Dried up dark blood specks in multicolored grass has to be the hardest way to track a deer. At times, I was on my hands and knees crawling through cedars, overgrown grass, and thickets. I would pick up the trail for 10 yards then lose it again and try every possible path until finding another speck. I was using my HuntStand app to drop pins and trace my path to see where he was going. He was making zigzags through the thick stuff, going uphill and downhill, but steadily making his way towards water. Once I even wondered if this was actually a deer I was tracking because of the small spaces he was squeezing through.
When he crossed a cut trail into another cedar thicket, I sent some of my help all the way to the downhill edge to try to cut him off at the other end. It was about 2:30 P.M. when, after I had said out loud for the umpteenth time “There’s another drop,” the cedars erupted just feet ahead of me. I took off running with my muzzleloader in hand heading towards the nearest cut trail. Then I saw him. The sunlight was perfectly behind him now, outlining this big buck hunched over broadside, trying to hide behind some cedars within 10 yards of me. Luckily my scope was already turned all the way down when I threw up the gun, cocked the hammer, and instinctively shot center-mass just as he went to take off again.
“I need another shot!!!” I yelled to the person on the downhill side of the thicket as they came flying over with their muzzleloader. The buck was now gushing blood out of both sides, stumbling downhill for the river. He was still far from it though when he crashed right at the doorstep of an old one-room cabin turned hunting blind that used to be my dad’s favorite spot. Once I finally got the full view of him, I immediately recognized the buck as the wide 8-pointer that was #3 on my hit-list. Finally, five hours and over 800 yards of tracking and sweating in 80 degrees had paid off.

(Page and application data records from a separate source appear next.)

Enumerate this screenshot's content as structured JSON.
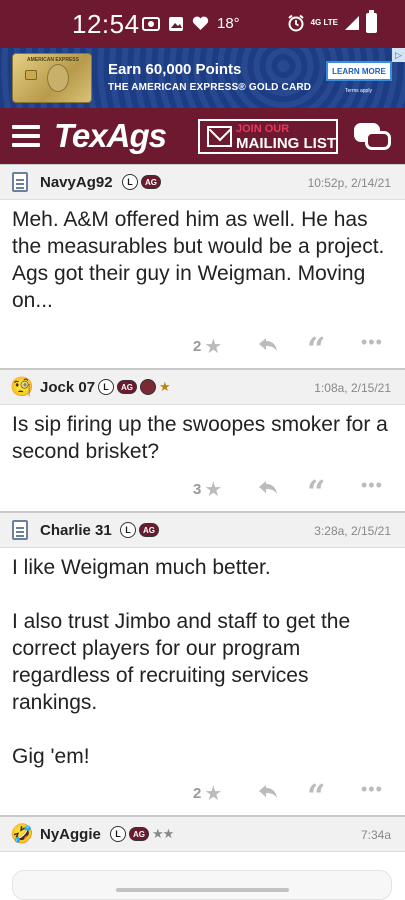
{
  "status_bar": {
    "time": "12:54",
    "temperature": "18°",
    "network": "4G LTE"
  },
  "ad": {
    "card_text": "AMERICAN EXPRESS",
    "title": "Earn 60,000 Points",
    "subtitle": "THE AMERICAN EXPRESS® GOLD CARD",
    "cta": "LEARN MORE",
    "terms": "Terms apply",
    "info": "▷"
  },
  "header": {
    "logo": "TexAgs",
    "join_top": "JOIN OUR",
    "join_bottom": "MAILING LIST"
  },
  "posts": [
    {
      "username": "NavyAg92",
      "badges": [
        "L",
        "AG"
      ],
      "timestamp": "10:52p, 2/14/21",
      "paragraphs": [
        "Meh. A&M offered him as well. He has the measurables but would be a project. Ags got their guy in Weigman. Moving on..."
      ],
      "stars": "2"
    },
    {
      "username": "Jock 07",
      "badges": [
        "L",
        "AG"
      ],
      "rank_stars": "★",
      "timestamp": "1:08a, 2/15/21",
      "paragraphs": [
        "Is sip firing up the swoopes smoker for a second brisket?"
      ],
      "stars": "3"
    },
    {
      "username": "Charlie 31",
      "badges": [
        "L",
        "AG"
      ],
      "timestamp": "3:28a, 2/15/21",
      "paragraphs": [
        "I like Weigman much better.",
        "I also trust Jimbo and staff to get the correct players for our program regardless of recruiting services rankings.",
        "Gig 'em!"
      ],
      "stars": "2"
    },
    {
      "username": "NyAggie",
      "badges": [
        "L",
        "AG"
      ],
      "rank_stars": "★★",
      "timestamp": "7:34a"
    }
  ]
}
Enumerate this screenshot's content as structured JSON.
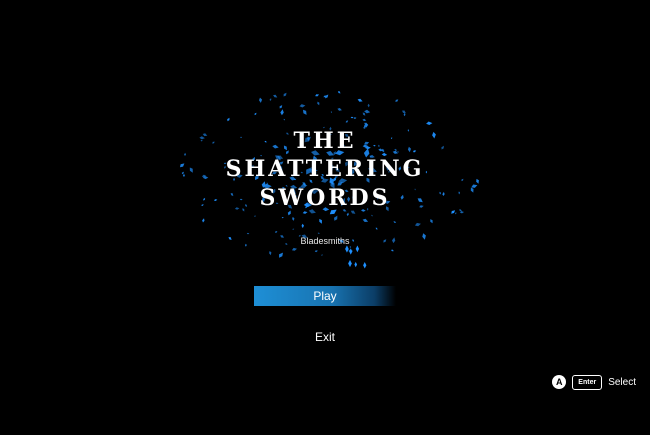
{
  "title": {
    "line1": "THE",
    "line2": "SHATTERING",
    "line3": "SWORDS"
  },
  "subtitle": "Bladesmiths",
  "menu": {
    "items": [
      {
        "label": "Play",
        "selected": true
      },
      {
        "label": "Exit",
        "selected": false
      }
    ]
  },
  "hints": {
    "gamepad_button": "A",
    "keyboard_key": "Enter",
    "action": "Select"
  },
  "colors": {
    "background": "#000000",
    "shard": "#1e90ff",
    "selection": "#1e8fd6",
    "text": "#ffffff"
  }
}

Upon further inspection, this deer had seven bullet holes. My initial shot clipped the back edge of his front shoulder, meaning he did get a jump on that shot delay. Then it went in the ribs and barely clipped a lung, wrecked the paunch, exited the bottom of the belly. It re-entered the opposite rear quarter and exited it, but the bullet was laying right under the hide. The second shot went in and out the rib cage through both lungs. Certainly not the way I want to take an animal, but I was so glad I stuck with it and followed through on the tracking job. Every hunt is a learning lesson and this one certainly was no different.
For the rest of this roller coaster season, I played it pretty safe. I made sure to only take shots I felt great about, but even some of those had surprisingly long blood trails. The rut action I dreamed about never materialized and neither did the biggest bucks I was after. I did achieve one of my goals by taking my first deer with a handgun: a big doe at less than 10 yards with a TC Contender G2 in .45/70 with a 410 gr subsonic. Now I have lots of venison and plenty of time to recollect on the wild ride that it was so I can be more prepared for another one next season.
Dylan Cooper is a Page County native and graduate of Luray High School and Virginia Tech. He is a stream restoration specialist for a local non-profit and a registered professional engineer in the Commonwealth of Virginia. Avid outdoorsman and ardent environmentalist, he resides in Luray with his wife and dogs.